## To do
Return each entry word for word. Leave the images out.
***
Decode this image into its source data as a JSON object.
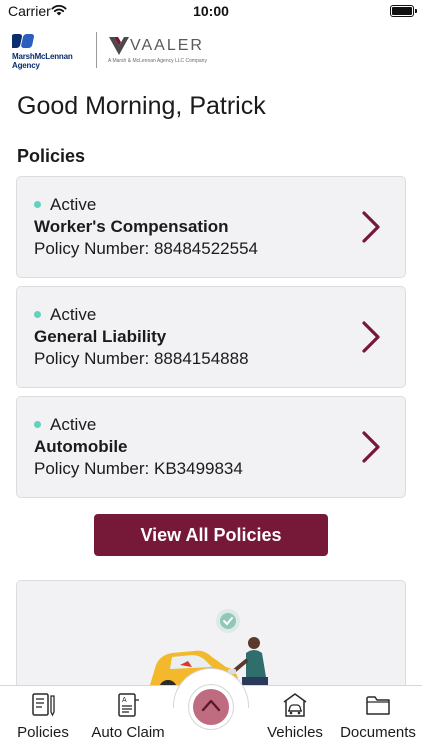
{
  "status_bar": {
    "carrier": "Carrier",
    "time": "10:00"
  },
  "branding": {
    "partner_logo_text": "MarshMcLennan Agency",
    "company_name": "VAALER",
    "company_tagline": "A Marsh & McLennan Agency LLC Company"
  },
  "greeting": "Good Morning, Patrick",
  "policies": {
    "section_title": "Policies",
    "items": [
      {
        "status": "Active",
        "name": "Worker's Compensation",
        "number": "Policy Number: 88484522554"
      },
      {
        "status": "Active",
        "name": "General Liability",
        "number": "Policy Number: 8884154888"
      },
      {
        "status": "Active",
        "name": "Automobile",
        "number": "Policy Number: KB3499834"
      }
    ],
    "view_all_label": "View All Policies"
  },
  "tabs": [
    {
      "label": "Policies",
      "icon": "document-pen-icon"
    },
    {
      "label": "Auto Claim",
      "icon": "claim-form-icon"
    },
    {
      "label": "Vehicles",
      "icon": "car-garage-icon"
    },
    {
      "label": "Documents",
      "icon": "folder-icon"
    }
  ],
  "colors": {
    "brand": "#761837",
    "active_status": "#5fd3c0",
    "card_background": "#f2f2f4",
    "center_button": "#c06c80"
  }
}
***
## Finished exercise
Decode this image into its source data as a JSON object.
{
  "status_bar": {
    "carrier": "Carrier",
    "time": "10:00"
  },
  "branding": {
    "partner_logo_text": "MarshMcLennan Agency",
    "company_name": "VAALER",
    "company_tagline": "A Marsh & McLennan Agency LLC Company"
  },
  "greeting": "Good Morning, Patrick",
  "policies": {
    "section_title": "Policies",
    "items": [
      {
        "status": "Active",
        "name": "Worker's Compensation",
        "number": "Policy Number: 88484522554"
      },
      {
        "status": "Active",
        "name": "General Liability",
        "number": "Policy Number: 8884154888"
      },
      {
        "status": "Active",
        "name": "Automobile",
        "number": "Policy Number: KB3499834"
      }
    ],
    "view_all_label": "View All Policies"
  },
  "tabs": [
    {
      "label": "Policies",
      "icon": "document-pen-icon"
    },
    {
      "label": "Auto Claim",
      "icon": "claim-form-icon"
    },
    {
      "label": "Vehicles",
      "icon": "car-garage-icon"
    },
    {
      "label": "Documents",
      "icon": "folder-icon"
    }
  ],
  "colors": {
    "brand": "#761837",
    "active_status": "#5fd3c0",
    "card_background": "#f2f2f4",
    "center_button": "#c06c80"
  }
}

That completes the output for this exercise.